This is very funny, as well as useful.DNS wrote: ↑Thu Oct 16, 2014 2:17 amPalenglish (Pali-English hybridized words) terms
The current discussion regarding Buddhist faith and other recent topics on jhanas and sotapannas has inspired me to make a list of some potentially new Palenglish logical fallacies:
Arahantification of sotapannas fallacy (courtesy of retrofuturist) – The tendency to insist that sotapannas must have most or all the characteristics of arahants. The sotapanna has eradicated only the first 3 hindrances to enlightenment; not all 10.

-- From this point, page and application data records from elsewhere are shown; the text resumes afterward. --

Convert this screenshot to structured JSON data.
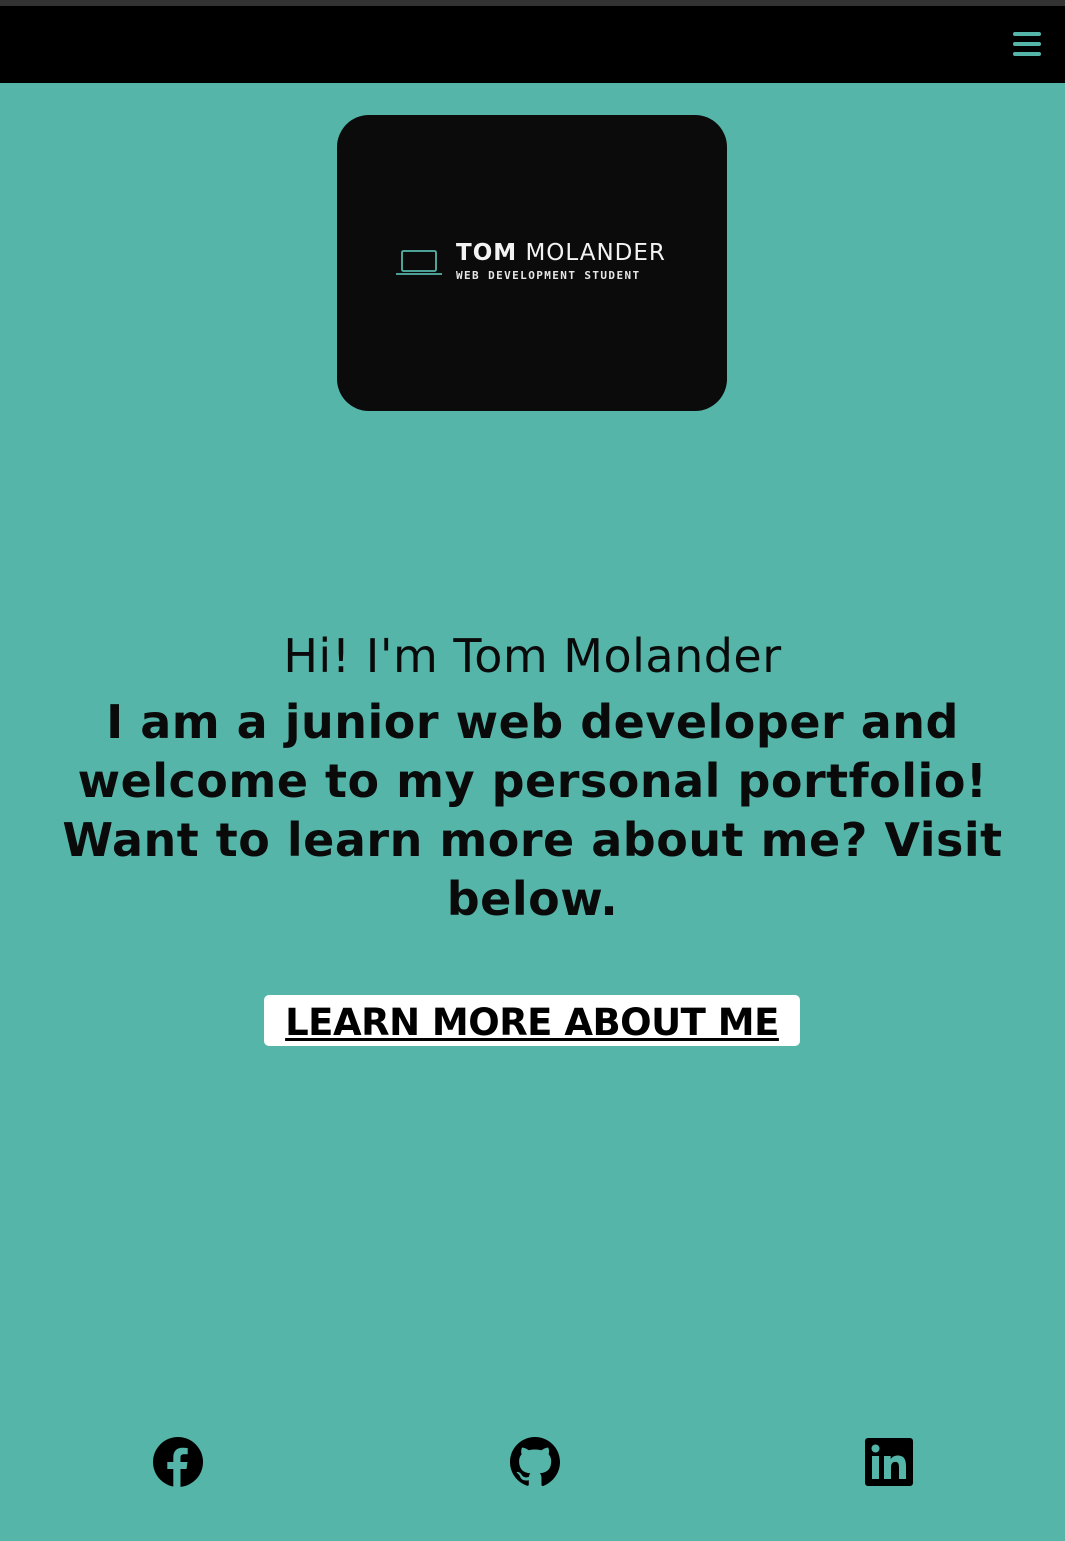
{
  "navbar": {
    "menu_icon": "hamburger-menu-icon",
    "accent_color": "#55b5a9"
  },
  "logo": {
    "name_bold": "TOM",
    "name_light": "MOLANDER",
    "subtitle": "WEB DEVELOPMENT STUDENT",
    "icon": "laptop-icon"
  },
  "hero": {
    "title": "Hi! I'm Tom Molander",
    "text": "I am a junior web developer and welcome to my personal portfolio! Want to learn more about me? Visit below."
  },
  "cta": {
    "label": "LEARN MORE ABOUT ME"
  },
  "social": {
    "facebook_icon": "facebook-icon",
    "github_icon": "github-icon",
    "linkedin_icon": "linkedin-icon"
  },
  "colors": {
    "background": "#55b5a9",
    "navbar": "#000000",
    "card": "#0b0b0b",
    "button": "#ffffff"
  }
}
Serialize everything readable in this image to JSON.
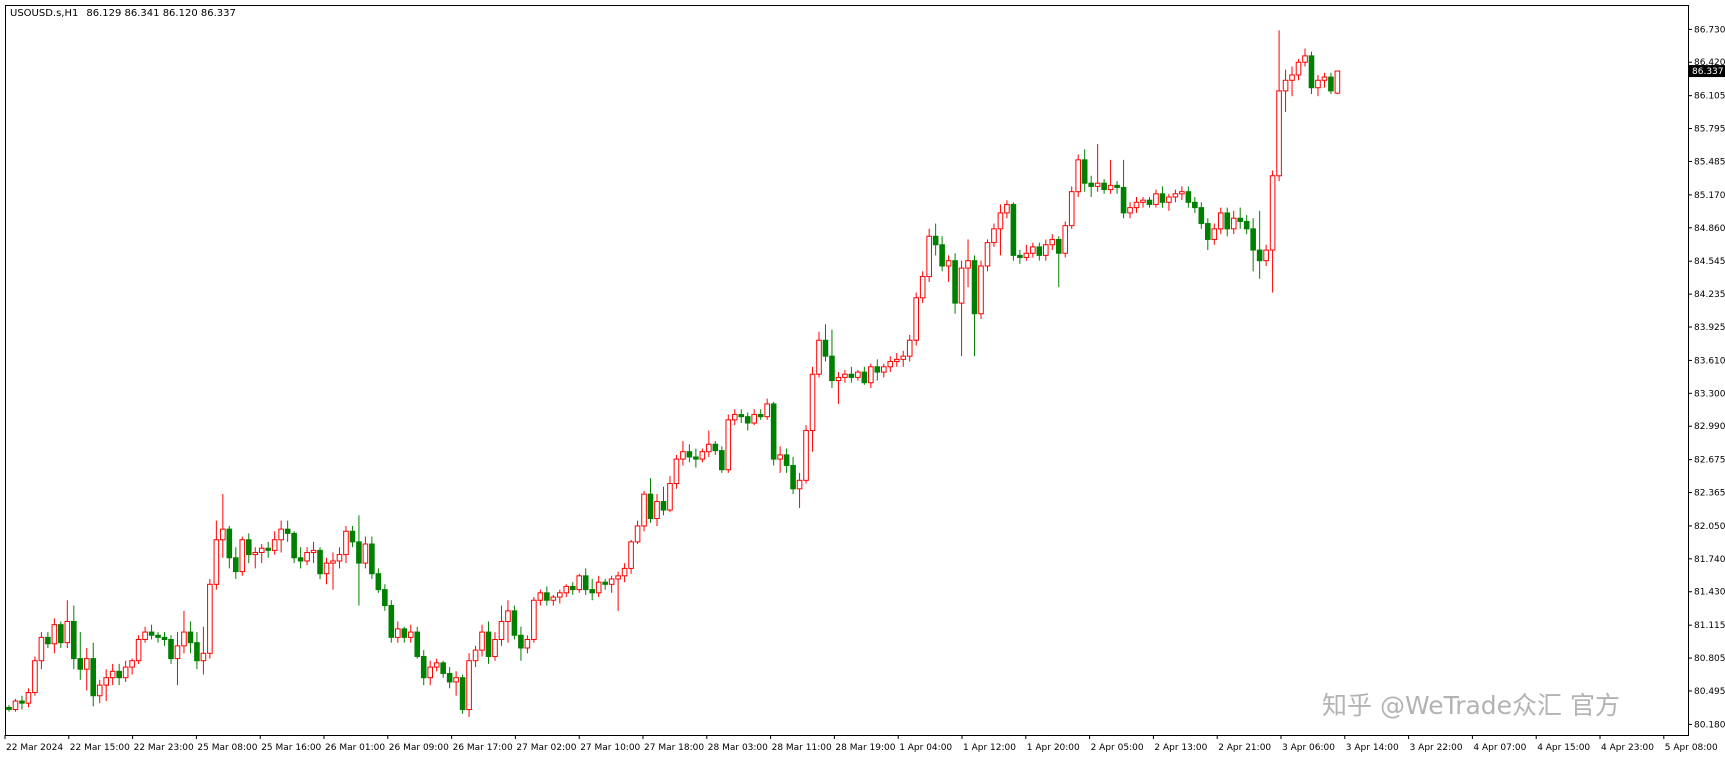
{
  "header": {
    "symbol": "USOUSD.s,H1",
    "ohlc": "86.129 86.341 86.120 86.337"
  },
  "watermark": "知乎 @WeTrade众汇 官方",
  "colors": {
    "bull_body": "#ffffff",
    "bull_outline": "#ff0000",
    "bear_body": "#008000",
    "bear_outline": "#008000",
    "axis": "#000000",
    "price_tag_bg": "#000000",
    "price_tag_text": "#ffffff"
  },
  "chart_data": {
    "type": "candlestick",
    "timeframe": "H1",
    "current_price": "86.337",
    "ylim": [
      80.08,
      86.95
    ],
    "y_ticks": [
      "86.730",
      "86.420",
      "86.105",
      "85.795",
      "85.485",
      "85.170",
      "84.860",
      "84.545",
      "84.235",
      "83.925",
      "83.610",
      "83.300",
      "82.990",
      "82.675",
      "82.365",
      "82.050",
      "81.740",
      "81.430",
      "81.115",
      "80.805",
      "80.495",
      "80.180"
    ],
    "x_ticks": [
      "22 Mar 2024",
      "22 Mar 15:00",
      "22 Mar 23:00",
      "25 Mar 08:00",
      "25 Mar 16:00",
      "26 Mar 01:00",
      "26 Mar 09:00",
      "26 Mar 17:00",
      "27 Mar 02:00",
      "27 Mar 10:00",
      "27 Mar 18:00",
      "28 Mar 03:00",
      "28 Mar 11:00",
      "28 Mar 19:00",
      "1 Apr 04:00",
      "1 Apr 12:00",
      "1 Apr 20:00",
      "2 Apr 05:00",
      "2 Apr 13:00",
      "2 Apr 21:00",
      "3 Apr 06:00",
      "3 Apr 14:00",
      "3 Apr 22:00",
      "4 Apr 07:00",
      "4 Apr 15:00",
      "4 Apr 23:00",
      "5 Apr 08:00"
    ],
    "ohlc": [
      [
        80.34,
        80.36,
        80.3,
        80.32
      ],
      [
        80.32,
        80.42,
        80.3,
        80.4
      ],
      [
        80.4,
        80.45,
        80.32,
        80.38
      ],
      [
        80.38,
        80.52,
        80.34,
        80.48
      ],
      [
        80.48,
        80.82,
        80.45,
        80.78
      ],
      [
        80.78,
        81.05,
        80.7,
        81.0
      ],
      [
        81.0,
        81.05,
        80.9,
        80.94
      ],
      [
        80.94,
        81.18,
        80.85,
        81.12
      ],
      [
        81.12,
        81.15,
        80.9,
        80.95
      ],
      [
        80.95,
        81.35,
        80.9,
        81.15
      ],
      [
        81.15,
        81.3,
        80.7,
        80.8
      ],
      [
        80.8,
        81.05,
        80.6,
        80.7
      ],
      [
        80.7,
        80.9,
        80.5,
        80.8
      ],
      [
        80.8,
        80.95,
        80.35,
        80.45
      ],
      [
        80.45,
        80.6,
        80.38,
        80.55
      ],
      [
        80.55,
        80.7,
        80.4,
        80.62
      ],
      [
        80.62,
        80.75,
        80.55,
        80.68
      ],
      [
        80.68,
        80.75,
        80.55,
        80.62
      ],
      [
        80.62,
        80.78,
        80.58,
        80.72
      ],
      [
        80.72,
        80.8,
        80.65,
        80.78
      ],
      [
        80.78,
        81.02,
        80.75,
        80.98
      ],
      [
        80.98,
        81.1,
        80.95,
        81.05
      ],
      [
        81.05,
        81.12,
        80.98,
        81.02
      ],
      [
        81.02,
        81.05,
        80.95,
        81.0
      ],
      [
        81.0,
        81.05,
        80.92,
        80.98
      ],
      [
        80.98,
        81.02,
        80.75,
        80.8
      ],
      [
        80.8,
        81.05,
        80.55,
        80.92
      ],
      [
        80.92,
        81.25,
        80.85,
        81.05
      ],
      [
        81.05,
        81.15,
        80.85,
        80.95
      ],
      [
        80.95,
        81.05,
        80.7,
        80.78
      ],
      [
        80.78,
        81.1,
        80.65,
        80.85
      ],
      [
        80.85,
        81.55,
        80.8,
        81.5
      ],
      [
        81.5,
        82.1,
        81.45,
        81.92
      ],
      [
        81.92,
        82.35,
        81.75,
        82.02
      ],
      [
        82.02,
        82.05,
        81.65,
        81.75
      ],
      [
        81.75,
        81.85,
        81.55,
        81.62
      ],
      [
        81.62,
        81.95,
        81.58,
        81.92
      ],
      [
        81.92,
        81.98,
        81.7,
        81.78
      ],
      [
        81.78,
        81.85,
        81.65,
        81.8
      ],
      [
        81.8,
        81.88,
        81.7,
        81.84
      ],
      [
        81.84,
        81.9,
        81.75,
        81.82
      ],
      [
        81.82,
        82.0,
        81.78,
        81.92
      ],
      [
        81.92,
        82.1,
        81.8,
        82.02
      ],
      [
        82.02,
        82.1,
        81.9,
        81.98
      ],
      [
        81.98,
        82.0,
        81.7,
        81.75
      ],
      [
        81.75,
        81.85,
        81.65,
        81.72
      ],
      [
        81.72,
        81.85,
        81.68,
        81.8
      ],
      [
        81.8,
        81.9,
        81.7,
        81.82
      ],
      [
        81.82,
        81.85,
        81.55,
        81.6
      ],
      [
        81.6,
        81.75,
        81.5,
        81.7
      ],
      [
        81.7,
        81.8,
        81.45,
        81.72
      ],
      [
        81.72,
        81.85,
        81.65,
        81.78
      ],
      [
        81.78,
        82.05,
        81.7,
        82.0
      ],
      [
        82.0,
        82.05,
        81.85,
        81.9
      ],
      [
        81.9,
        82.15,
        81.3,
        81.7
      ],
      [
        81.7,
        81.95,
        81.65,
        81.88
      ],
      [
        81.88,
        81.95,
        81.55,
        81.6
      ],
      [
        81.6,
        81.65,
        81.42,
        81.45
      ],
      [
        81.45,
        81.5,
        81.25,
        81.3
      ],
      [
        81.3,
        81.35,
        80.95,
        81.0
      ],
      [
        81.0,
        81.15,
        80.95,
        81.08
      ],
      [
        81.08,
        81.1,
        80.95,
        81.0
      ],
      [
        81.0,
        81.12,
        80.95,
        81.05
      ],
      [
        81.05,
        81.1,
        80.8,
        80.82
      ],
      [
        80.82,
        80.88,
        80.55,
        80.62
      ],
      [
        80.62,
        80.78,
        80.55,
        80.72
      ],
      [
        80.72,
        80.8,
        80.68,
        80.76
      ],
      [
        80.76,
        80.78,
        80.62,
        80.66
      ],
      [
        80.66,
        80.72,
        80.52,
        80.58
      ],
      [
        80.58,
        80.68,
        80.45,
        80.62
      ],
      [
        80.62,
        80.65,
        80.28,
        80.32
      ],
      [
        80.32,
        80.85,
        80.25,
        80.78
      ],
      [
        80.78,
        80.92,
        80.72,
        80.88
      ],
      [
        80.88,
        81.12,
        80.82,
        81.05
      ],
      [
        81.05,
        81.15,
        80.75,
        80.82
      ],
      [
        80.82,
        81.05,
        80.78,
        80.98
      ],
      [
        80.98,
        81.3,
        80.92,
        81.15
      ],
      [
        81.15,
        81.35,
        80.95,
        81.25
      ],
      [
        81.25,
        81.3,
        80.98,
        81.02
      ],
      [
        81.02,
        81.1,
        80.78,
        80.9
      ],
      [
        80.9,
        81.02,
        80.85,
        80.98
      ],
      [
        80.98,
        81.38,
        80.95,
        81.35
      ],
      [
        81.35,
        81.45,
        81.3,
        81.42
      ],
      [
        81.42,
        81.48,
        81.3,
        81.35
      ],
      [
        81.35,
        81.4,
        81.3,
        81.38
      ],
      [
        81.38,
        81.45,
        81.32,
        81.42
      ],
      [
        81.42,
        81.5,
        81.38,
        81.48
      ],
      [
        81.48,
        81.52,
        81.4,
        81.45
      ],
      [
        81.45,
        81.6,
        81.42,
        81.58
      ],
      [
        81.58,
        81.65,
        81.4,
        81.45
      ],
      [
        81.45,
        81.55,
        81.35,
        81.42
      ],
      [
        81.42,
        81.58,
        81.38,
        81.52
      ],
      [
        81.52,
        81.55,
        81.45,
        81.5
      ],
      [
        81.5,
        81.58,
        81.42,
        81.55
      ],
      [
        81.55,
        81.62,
        81.25,
        81.58
      ],
      [
        81.58,
        81.7,
        81.52,
        81.65
      ],
      [
        81.65,
        81.92,
        81.6,
        81.9
      ],
      [
        81.9,
        82.1,
        81.88,
        82.05
      ],
      [
        82.05,
        82.38,
        82.0,
        82.35
      ],
      [
        82.35,
        82.5,
        82.08,
        82.12
      ],
      [
        82.12,
        82.35,
        82.05,
        82.28
      ],
      [
        82.28,
        82.42,
        82.15,
        82.2
      ],
      [
        82.2,
        82.52,
        82.18,
        82.45
      ],
      [
        82.45,
        82.72,
        82.4,
        82.68
      ],
      [
        82.68,
        82.85,
        82.62,
        82.75
      ],
      [
        82.75,
        82.82,
        82.65,
        82.7
      ],
      [
        82.7,
        82.78,
        82.6,
        82.68
      ],
      [
        82.68,
        82.78,
        82.65,
        82.75
      ],
      [
        82.75,
        82.95,
        82.7,
        82.82
      ],
      [
        82.82,
        82.85,
        82.72,
        82.76
      ],
      [
        82.76,
        82.8,
        82.55,
        82.58
      ],
      [
        82.58,
        83.1,
        82.55,
        83.05
      ],
      [
        83.05,
        83.15,
        83.0,
        83.1
      ],
      [
        83.1,
        83.15,
        83.02,
        83.08
      ],
      [
        83.08,
        83.12,
        82.95,
        83.02
      ],
      [
        83.02,
        83.15,
        83.0,
        83.1
      ],
      [
        83.1,
        83.15,
        83.05,
        83.08
      ],
      [
        83.08,
        83.25,
        83.05,
        83.2
      ],
      [
        83.2,
        83.22,
        82.62,
        82.68
      ],
      [
        82.68,
        82.8,
        82.55,
        82.72
      ],
      [
        82.72,
        82.78,
        82.55,
        82.62
      ],
      [
        82.62,
        82.7,
        82.35,
        82.4
      ],
      [
        82.4,
        82.55,
        82.22,
        82.48
      ],
      [
        82.48,
        83.0,
        82.45,
        82.95
      ],
      [
        82.95,
        83.55,
        82.75,
        83.48
      ],
      [
        83.48,
        83.88,
        83.45,
        83.8
      ],
      [
        83.8,
        83.95,
        83.6,
        83.65
      ],
      [
        83.65,
        83.9,
        83.35,
        83.42
      ],
      [
        83.42,
        83.5,
        83.2,
        83.45
      ],
      [
        83.45,
        83.52,
        83.4,
        83.48
      ],
      [
        83.48,
        83.55,
        83.4,
        83.45
      ],
      [
        83.45,
        83.52,
        83.42,
        83.5
      ],
      [
        83.5,
        83.55,
        83.38,
        83.4
      ],
      [
        83.4,
        83.58,
        83.35,
        83.55
      ],
      [
        83.55,
        83.62,
        83.42,
        83.5
      ],
      [
        83.5,
        83.58,
        83.45,
        83.55
      ],
      [
        83.55,
        83.65,
        83.5,
        83.6
      ],
      [
        83.6,
        83.68,
        83.55,
        83.62
      ],
      [
        83.62,
        83.7,
        83.55,
        83.65
      ],
      [
        83.65,
        83.85,
        83.6,
        83.8
      ],
      [
        83.8,
        84.25,
        83.75,
        84.2
      ],
      [
        84.2,
        84.45,
        84.15,
        84.4
      ],
      [
        84.4,
        84.85,
        84.35,
        84.78
      ],
      [
        84.78,
        84.9,
        84.6,
        84.7
      ],
      [
        84.7,
        84.78,
        84.45,
        84.5
      ],
      [
        84.5,
        84.6,
        84.35,
        84.55
      ],
      [
        84.55,
        84.62,
        84.05,
        84.15
      ],
      [
        84.15,
        84.55,
        83.65,
        84.48
      ],
      [
        84.48,
        84.75,
        84.3,
        84.55
      ],
      [
        84.55,
        84.6,
        83.65,
        84.05
      ],
      [
        84.05,
        84.55,
        84.0,
        84.5
      ],
      [
        84.5,
        84.75,
        84.45,
        84.72
      ],
      [
        84.72,
        84.9,
        84.68,
        84.85
      ],
      [
        84.85,
        85.08,
        84.6,
        85.0
      ],
      [
        85.0,
        85.12,
        84.95,
        85.08
      ],
      [
        85.08,
        85.1,
        84.55,
        84.6
      ],
      [
        84.6,
        84.65,
        84.52,
        84.58
      ],
      [
        84.58,
        84.7,
        84.55,
        84.62
      ],
      [
        84.62,
        84.72,
        84.58,
        84.68
      ],
      [
        84.68,
        84.72,
        84.55,
        84.6
      ],
      [
        84.6,
        84.75,
        84.55,
        84.7
      ],
      [
        84.7,
        84.8,
        84.65,
        84.75
      ],
      [
        84.75,
        84.78,
        84.3,
        84.62
      ],
      [
        84.62,
        84.92,
        84.58,
        84.88
      ],
      [
        84.88,
        85.25,
        84.85,
        85.2
      ],
      [
        85.2,
        85.55,
        85.15,
        85.5
      ],
      [
        85.5,
        85.6,
        85.2,
        85.28
      ],
      [
        85.28,
        85.35,
        85.15,
        85.25
      ],
      [
        85.25,
        85.65,
        85.2,
        85.28
      ],
      [
        85.28,
        85.32,
        85.18,
        85.22
      ],
      [
        85.22,
        85.5,
        85.18,
        85.26
      ],
      [
        85.26,
        85.3,
        85.18,
        85.24
      ],
      [
        85.24,
        85.5,
        84.95,
        85.0
      ],
      [
        85.0,
        85.1,
        84.95,
        85.05
      ],
      [
        85.05,
        85.15,
        85.0,
        85.1
      ],
      [
        85.1,
        85.15,
        85.05,
        85.12
      ],
      [
        85.12,
        85.15,
        85.05,
        85.08
      ],
      [
        85.08,
        85.22,
        85.05,
        85.18
      ],
      [
        85.18,
        85.25,
        85.05,
        85.1
      ],
      [
        85.1,
        85.18,
        85.02,
        85.15
      ],
      [
        85.15,
        85.22,
        85.1,
        85.18
      ],
      [
        85.18,
        85.25,
        85.12,
        85.2
      ],
      [
        85.2,
        85.25,
        85.05,
        85.1
      ],
      [
        85.1,
        85.15,
        85.0,
        85.05
      ],
      [
        85.05,
        85.1,
        84.85,
        84.9
      ],
      [
        84.9,
        84.95,
        84.65,
        84.75
      ],
      [
        84.75,
        84.9,
        84.7,
        84.85
      ],
      [
        84.85,
        85.05,
        84.8,
        85.0
      ],
      [
        85.0,
        85.05,
        84.78,
        84.85
      ],
      [
        84.85,
        85.02,
        84.8,
        84.95
      ],
      [
        84.95,
        85.05,
        84.85,
        84.92
      ],
      [
        84.92,
        84.98,
        84.8,
        84.85
      ],
      [
        84.85,
        84.95,
        84.45,
        84.65
      ],
      [
        84.65,
        85.02,
        84.38,
        84.55
      ],
      [
        84.55,
        84.7,
        84.5,
        84.65
      ],
      [
        84.65,
        85.4,
        84.25,
        85.35
      ],
      [
        85.35,
        86.72,
        85.3,
        86.15
      ],
      [
        86.15,
        86.35,
        85.95,
        86.25
      ],
      [
        86.25,
        86.38,
        86.1,
        86.3
      ],
      [
        86.3,
        86.45,
        86.25,
        86.42
      ],
      [
        86.42,
        86.55,
        86.38,
        86.48
      ],
      [
        86.48,
        86.52,
        86.12,
        86.18
      ],
      [
        86.18,
        86.3,
        86.1,
        86.25
      ],
      [
        86.25,
        86.32,
        86.18,
        86.28
      ],
      [
        86.28,
        86.32,
        86.12,
        86.15
      ],
      [
        86.129,
        86.341,
        86.12,
        86.337
      ]
    ]
  }
}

Bhikkhuification of upasakas, upasikas fallacy – The tendency to expect lay people to behave like monks, that they cannot enjoy music, cannot have sexual relations, etc., i.e., that they must follow the Patimokkha.
The Maha-Moggallanification of jhanas fallacy – The expectation that the jhanas are almost impossible to attain and that one must virtually fly through the air or any talk of jhanas is delusion and not real.
The Bahiyafication of practice fallacy – On the other extreme, believing that one can attain enlightenment in the first 5 minutes of becoming a Buddhist, disregarding the eons of preparation Bahiya is said to have accumulated.
The Kalmanizing effect fallacy – The belief that the Kalama Sutta makes Buddhism the most rational religion and that there are no mythological elements of any kind within Buddhist teachings.
Nivarana=Nirvana fallacy – The tendency to confuse nivarana (hindrances) with nirvana; thinking that one must embrace sense desires and extreme skepticism to reach the goal. (They are only spelled similarly; they are not the same.)
Paramatthizing language fallacy – The use of writing in riddles and non-dualistic terms in attempt to appear wise or enlightened, while really not knowing what the hell they are even saying; usually followed by the wise Taoist smilie at the end.
The last one explains almost everything I have heard from college students who are into Zen.